WORK ITEM
Please restate the entries below word for word, leaving out any pictures.

MATERIAL FOR THIS EXERCISE
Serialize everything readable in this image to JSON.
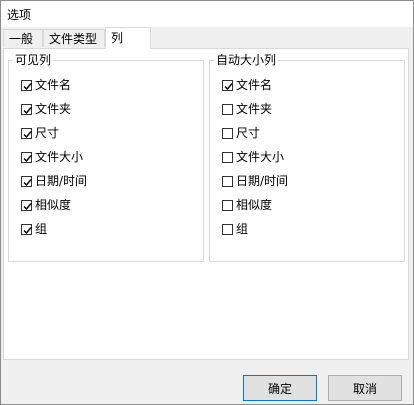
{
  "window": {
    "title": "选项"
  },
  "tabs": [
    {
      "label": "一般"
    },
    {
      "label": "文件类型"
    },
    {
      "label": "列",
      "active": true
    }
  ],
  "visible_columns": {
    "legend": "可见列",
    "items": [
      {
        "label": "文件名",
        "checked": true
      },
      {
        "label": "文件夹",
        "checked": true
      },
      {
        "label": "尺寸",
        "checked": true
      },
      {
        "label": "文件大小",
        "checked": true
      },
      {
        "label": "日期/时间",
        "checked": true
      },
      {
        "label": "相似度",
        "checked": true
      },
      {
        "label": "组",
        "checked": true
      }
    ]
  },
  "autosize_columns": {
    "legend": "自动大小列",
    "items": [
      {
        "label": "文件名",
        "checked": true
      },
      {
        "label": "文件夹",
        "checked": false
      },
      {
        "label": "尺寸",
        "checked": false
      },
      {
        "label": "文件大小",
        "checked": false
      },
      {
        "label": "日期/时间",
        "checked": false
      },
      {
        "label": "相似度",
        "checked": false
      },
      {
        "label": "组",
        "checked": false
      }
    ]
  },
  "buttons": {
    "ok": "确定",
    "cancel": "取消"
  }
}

ANSWER SPACE
Serialize everything readable in this image to JSON.
{
  "window": {
    "title": "选项"
  },
  "tabs": [
    {
      "label": "一般"
    },
    {
      "label": "文件类型"
    },
    {
      "label": "列",
      "active": true
    }
  ],
  "visible_columns": {
    "legend": "可见列",
    "items": [
      {
        "label": "文件名",
        "checked": true
      },
      {
        "label": "文件夹",
        "checked": true
      },
      {
        "label": "尺寸",
        "checked": true
      },
      {
        "label": "文件大小",
        "checked": true
      },
      {
        "label": "日期/时间",
        "checked": true
      },
      {
        "label": "相似度",
        "checked": true
      },
      {
        "label": "组",
        "checked": true
      }
    ]
  },
  "autosize_columns": {
    "legend": "自动大小列",
    "items": [
      {
        "label": "文件名",
        "checked": true
      },
      {
        "label": "文件夹",
        "checked": false
      },
      {
        "label": "尺寸",
        "checked": false
      },
      {
        "label": "文件大小",
        "checked": false
      },
      {
        "label": "日期/时间",
        "checked": false
      },
      {
        "label": "相似度",
        "checked": false
      },
      {
        "label": "组",
        "checked": false
      }
    ]
  },
  "buttons": {
    "ok": "确定",
    "cancel": "取消"
  }
}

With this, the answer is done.